Directions for this task
Return the data in full, exactly as it was written.

(Data records)

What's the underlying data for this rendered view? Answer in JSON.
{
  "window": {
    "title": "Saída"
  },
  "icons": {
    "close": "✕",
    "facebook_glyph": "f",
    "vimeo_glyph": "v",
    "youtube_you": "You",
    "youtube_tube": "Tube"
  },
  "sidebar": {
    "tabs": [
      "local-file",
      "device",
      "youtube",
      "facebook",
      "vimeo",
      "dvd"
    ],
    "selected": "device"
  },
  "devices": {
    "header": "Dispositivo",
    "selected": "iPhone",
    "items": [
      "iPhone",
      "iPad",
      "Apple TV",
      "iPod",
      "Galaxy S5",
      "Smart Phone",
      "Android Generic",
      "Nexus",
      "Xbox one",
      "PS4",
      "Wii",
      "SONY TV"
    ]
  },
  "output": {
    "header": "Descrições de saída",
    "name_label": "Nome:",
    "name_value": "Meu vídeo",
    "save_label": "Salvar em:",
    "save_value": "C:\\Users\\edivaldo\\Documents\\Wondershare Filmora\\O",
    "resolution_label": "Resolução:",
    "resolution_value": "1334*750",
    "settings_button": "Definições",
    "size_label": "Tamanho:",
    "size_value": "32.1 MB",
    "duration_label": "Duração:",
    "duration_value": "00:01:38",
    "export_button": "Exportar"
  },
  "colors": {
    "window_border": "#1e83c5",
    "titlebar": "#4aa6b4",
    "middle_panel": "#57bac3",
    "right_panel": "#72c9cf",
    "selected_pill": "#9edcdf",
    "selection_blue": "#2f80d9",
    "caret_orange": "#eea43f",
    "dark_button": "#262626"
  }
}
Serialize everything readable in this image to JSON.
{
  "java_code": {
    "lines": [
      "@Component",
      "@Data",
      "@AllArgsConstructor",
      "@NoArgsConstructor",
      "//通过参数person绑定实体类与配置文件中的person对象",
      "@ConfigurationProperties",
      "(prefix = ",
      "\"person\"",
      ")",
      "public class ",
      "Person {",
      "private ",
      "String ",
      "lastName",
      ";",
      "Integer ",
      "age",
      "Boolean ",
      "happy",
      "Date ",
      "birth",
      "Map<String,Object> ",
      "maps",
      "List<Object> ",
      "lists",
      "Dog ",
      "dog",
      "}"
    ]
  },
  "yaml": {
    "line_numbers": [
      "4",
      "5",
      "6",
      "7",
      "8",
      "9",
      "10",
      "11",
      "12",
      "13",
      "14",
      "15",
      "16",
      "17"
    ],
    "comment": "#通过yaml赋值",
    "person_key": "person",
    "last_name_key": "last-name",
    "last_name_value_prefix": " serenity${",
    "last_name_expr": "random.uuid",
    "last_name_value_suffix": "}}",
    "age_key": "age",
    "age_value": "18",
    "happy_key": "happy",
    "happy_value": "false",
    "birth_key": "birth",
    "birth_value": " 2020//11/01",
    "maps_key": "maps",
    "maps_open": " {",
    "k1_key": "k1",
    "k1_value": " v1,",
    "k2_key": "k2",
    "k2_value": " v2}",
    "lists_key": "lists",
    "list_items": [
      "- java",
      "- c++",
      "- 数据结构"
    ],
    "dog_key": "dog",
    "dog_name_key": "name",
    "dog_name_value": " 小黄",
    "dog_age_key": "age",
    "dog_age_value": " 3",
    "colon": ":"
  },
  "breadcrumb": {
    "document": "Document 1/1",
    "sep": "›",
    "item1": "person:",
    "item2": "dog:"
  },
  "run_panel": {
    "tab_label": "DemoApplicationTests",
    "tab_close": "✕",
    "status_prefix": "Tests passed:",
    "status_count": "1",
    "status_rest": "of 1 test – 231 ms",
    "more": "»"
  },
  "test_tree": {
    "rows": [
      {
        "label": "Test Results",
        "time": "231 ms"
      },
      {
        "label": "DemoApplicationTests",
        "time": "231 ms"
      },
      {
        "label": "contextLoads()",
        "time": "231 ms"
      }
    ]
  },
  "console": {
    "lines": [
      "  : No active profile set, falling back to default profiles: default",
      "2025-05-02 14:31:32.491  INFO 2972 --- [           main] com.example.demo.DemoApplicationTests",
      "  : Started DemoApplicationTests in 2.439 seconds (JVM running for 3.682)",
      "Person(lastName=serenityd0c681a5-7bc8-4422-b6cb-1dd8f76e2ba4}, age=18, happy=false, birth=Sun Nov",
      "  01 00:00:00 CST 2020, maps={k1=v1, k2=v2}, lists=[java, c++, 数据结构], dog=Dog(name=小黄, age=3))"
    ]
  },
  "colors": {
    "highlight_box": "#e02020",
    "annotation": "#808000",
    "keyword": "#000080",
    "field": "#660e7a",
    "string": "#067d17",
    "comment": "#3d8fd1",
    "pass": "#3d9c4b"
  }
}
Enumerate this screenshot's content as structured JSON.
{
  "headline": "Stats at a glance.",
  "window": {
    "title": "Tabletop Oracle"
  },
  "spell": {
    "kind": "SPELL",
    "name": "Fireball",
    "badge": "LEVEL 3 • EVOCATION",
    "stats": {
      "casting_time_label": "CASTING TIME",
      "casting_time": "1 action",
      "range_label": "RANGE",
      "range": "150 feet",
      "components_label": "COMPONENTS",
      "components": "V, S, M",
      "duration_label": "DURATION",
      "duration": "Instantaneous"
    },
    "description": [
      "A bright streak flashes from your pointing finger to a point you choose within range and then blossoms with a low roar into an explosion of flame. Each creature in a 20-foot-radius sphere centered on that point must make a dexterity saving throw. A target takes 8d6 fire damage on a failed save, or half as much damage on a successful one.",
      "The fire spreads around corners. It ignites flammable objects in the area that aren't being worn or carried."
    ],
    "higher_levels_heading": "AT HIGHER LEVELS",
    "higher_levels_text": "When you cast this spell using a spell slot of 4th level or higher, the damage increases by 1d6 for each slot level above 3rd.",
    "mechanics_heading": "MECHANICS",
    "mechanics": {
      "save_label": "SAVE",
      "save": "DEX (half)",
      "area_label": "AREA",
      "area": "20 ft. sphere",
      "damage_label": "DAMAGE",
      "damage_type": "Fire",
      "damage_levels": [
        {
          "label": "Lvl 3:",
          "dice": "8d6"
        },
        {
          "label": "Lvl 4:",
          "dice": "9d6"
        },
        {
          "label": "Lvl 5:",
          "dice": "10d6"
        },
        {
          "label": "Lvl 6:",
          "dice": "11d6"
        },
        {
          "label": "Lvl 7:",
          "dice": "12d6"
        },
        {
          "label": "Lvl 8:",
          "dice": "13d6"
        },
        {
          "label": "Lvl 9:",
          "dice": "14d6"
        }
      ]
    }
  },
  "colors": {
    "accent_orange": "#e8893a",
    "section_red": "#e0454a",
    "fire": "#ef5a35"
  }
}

Solution for this exercise
What's the underlying data for this rendered view? Answer in JSON.
{
  "window": {
    "title": "Saída"
  },
  "icons": {
    "close": "✕",
    "facebook_glyph": "f",
    "vimeo_glyph": "v",
    "youtube_you": "You",
    "youtube_tube": "Tube"
  },
  "sidebar": {
    "tabs": [
      "local-file",
      "device",
      "youtube",
      "facebook",
      "vimeo",
      "dvd"
    ],
    "selected": "device"
  },
  "devices": {
    "header": "Dispositivo",
    "selected": "iPhone",
    "items": [
      "iPhone",
      "iPad",
      "Apple TV",
      "iPod",
      "Galaxy S5",
      "Smart Phone",
      "Android Generic",
      "Nexus",
      "Xbox one",
      "PS4",
      "Wii",
      "SONY TV"
    ]
  },
  "output": {
    "header": "Descrições de saída",
    "name_label": "Nome:",
    "name_value": "Meu vídeo",
    "save_label": "Salvar em:",
    "save_value": "C:\\Users\\edivaldo\\Documents\\Wondershare Filmora\\O",
    "resolution_label": "Resolução:",
    "resolution_value": "1334*750",
    "settings_button": "Definições",
    "size_label": "Tamanho:",
    "size_value": "32.1 MB",
    "duration_label": "Duração:",
    "duration_value": "00:01:38",
    "export_button": "Exportar"
  },
  "colors": {
    "window_border": "#1e83c5",
    "titlebar": "#4aa6b4",
    "middle_panel": "#57bac3",
    "right_panel": "#72c9cf",
    "selected_pill": "#9edcdf",
    "selection_blue": "#2f80d9",
    "caret_orange": "#eea43f",
    "dark_button": "#262626"
  }
}
Serialize everything readable in this image to JSON.
{
  "java_code": {
    "lines": [
      "@Component",
      "@Data",
      "@AllArgsConstructor",
      "@NoArgsConstructor",
      "//通过参数person绑定实体类与配置文件中的person对象",
      "@ConfigurationProperties",
      "(prefix = ",
      "\"person\"",
      ")",
      "public class ",
      "Person {",
      "private ",
      "String ",
      "lastName",
      ";",
      "Integer ",
      "age",
      "Boolean ",
      "happy",
      "Date ",
      "birth",
      "Map<String,Object> ",
      "maps",
      "List<Object> ",
      "lists",
      "Dog ",
      "dog",
      "}"
    ]
  },
  "yaml": {
    "line_numbers": [
      "4",
      "5",
      "6",
      "7",
      "8",
      "9",
      "10",
      "11",
      "12",
      "13",
      "14",
      "15",
      "16",
      "17"
    ],
    "comment": "#通过yaml赋值",
    "person_key": "person",
    "last_name_key": "last-name",
    "last_name_value_prefix": " serenity${",
    "last_name_expr": "random.uuid",
    "last_name_value_suffix": "}}",
    "age_key": "age",
    "age_value": "18",
    "happy_key": "happy",
    "happy_value": "false",
    "birth_key": "birth",
    "birth_value": " 2020//11/01",
    "maps_key": "maps",
    "maps_open": " {",
    "k1_key": "k1",
    "k1_value": " v1,",
    "k2_key": "k2",
    "k2_value": " v2}",
    "lists_key": "lists",
    "list_items": [
      "- java",
      "- c++",
      "- 数据结构"
    ],
    "dog_key": "dog",
    "dog_name_key": "name",
    "dog_name_value": " 小黄",
    "dog_age_key": "age",
    "dog_age_value": " 3",
    "colon": ":"
  },
  "breadcrumb": {
    "document": "Document 1/1",
    "sep": "›",
    "item1": "person:",
    "item2": "dog:"
  },
  "run_panel": {
    "tab_label": "DemoApplicationTests",
    "tab_close": "✕",
    "status_prefix": "Tests passed:",
    "status_count": "1",
    "status_rest": "of 1 test – 231 ms",
    "more": "»"
  },
  "test_tree": {
    "rows": [
      {
        "label": "Test Results",
        "time": "231 ms"
      },
      {
        "label": "DemoApplicationTests",
        "time": "231 ms"
      },
      {
        "label": "contextLoads()",
        "time": "231 ms"
      }
    ]
  },
  "console": {
    "lines": [
      "  : No active profile set, falling back to default profiles: default",
      "2025-05-02 14:31:32.491  INFO 2972 --- [           main] com.example.demo.DemoApplicationTests",
      "  : Started DemoApplicationTests in 2.439 seconds (JVM running for 3.682)",
      "Person(lastName=serenityd0c681a5-7bc8-4422-b6cb-1dd8f76e2ba4}, age=18, happy=false, birth=Sun Nov",
      "  01 00:00:00 CST 2020, maps={k1=v1, k2=v2}, lists=[java, c++, 数据结构], dog=Dog(name=小黄, age=3))"
    ]
  },
  "colors": {
    "highlight_box": "#e02020",
    "annotation": "#808000",
    "keyword": "#000080",
    "field": "#660e7a",
    "string": "#067d17",
    "comment": "#3d8fd1",
    "pass": "#3d9c4b"
  }
}
Enumerate this screenshot's content as structured JSON.
{
  "headline": "Stats at a glance.",
  "window": {
    "title": "Tabletop Oracle"
  },
  "spell": {
    "kind": "SPELL",
    "name": "Fireball",
    "badge": "LEVEL 3 • EVOCATION",
    "stats": {
      "casting_time_label": "CASTING TIME",
      "casting_time": "1 action",
      "range_label": "RANGE",
      "range": "150 feet",
      "components_label": "COMPONENTS",
      "components": "V, S, M",
      "duration_label": "DURATION",
      "duration": "Instantaneous"
    },
    "description": [
      "A bright streak flashes from your pointing finger to a point you choose within range and then blossoms with a low roar into an explosion of flame. Each creature in a 20-foot-radius sphere centered on that point must make a dexterity saving throw. A target takes 8d6 fire damage on a failed save, or half as much damage on a successful one.",
      "The fire spreads around corners. It ignites flammable objects in the area that aren't being worn or carried."
    ],
    "higher_levels_heading": "AT HIGHER LEVELS",
    "higher_levels_text": "When you cast this spell using a spell slot of 4th level or higher, the damage increases by 1d6 for each slot level above 3rd.",
    "mechanics_heading": "MECHANICS",
    "mechanics": {
      "save_label": "SAVE",
      "save": "DEX (half)",
      "area_label": "AREA",
      "area": "20 ft. sphere",
      "damage_label": "DAMAGE",
      "damage_type": "Fire",
      "damage_levels": [
        {
          "label": "Lvl 3:",
          "dice": "8d6"
        },
        {
          "label": "Lvl 4:",
          "dice": "9d6"
        },
        {
          "label": "Lvl 5:",
          "dice": "10d6"
        },
        {
          "label": "Lvl 6:",
          "dice": "11d6"
        },
        {
          "label": "Lvl 7:",
          "dice": "12d6"
        },
        {
          "label": "Lvl 8:",
          "dice": "13d6"
        },
        {
          "label": "Lvl 9:",
          "dice": "14d6"
        }
      ]
    }
  },
  "colors": {
    "accent_orange": "#e8893a",
    "section_red": "#e0454a",
    "fire": "#ef5a35"
  }
}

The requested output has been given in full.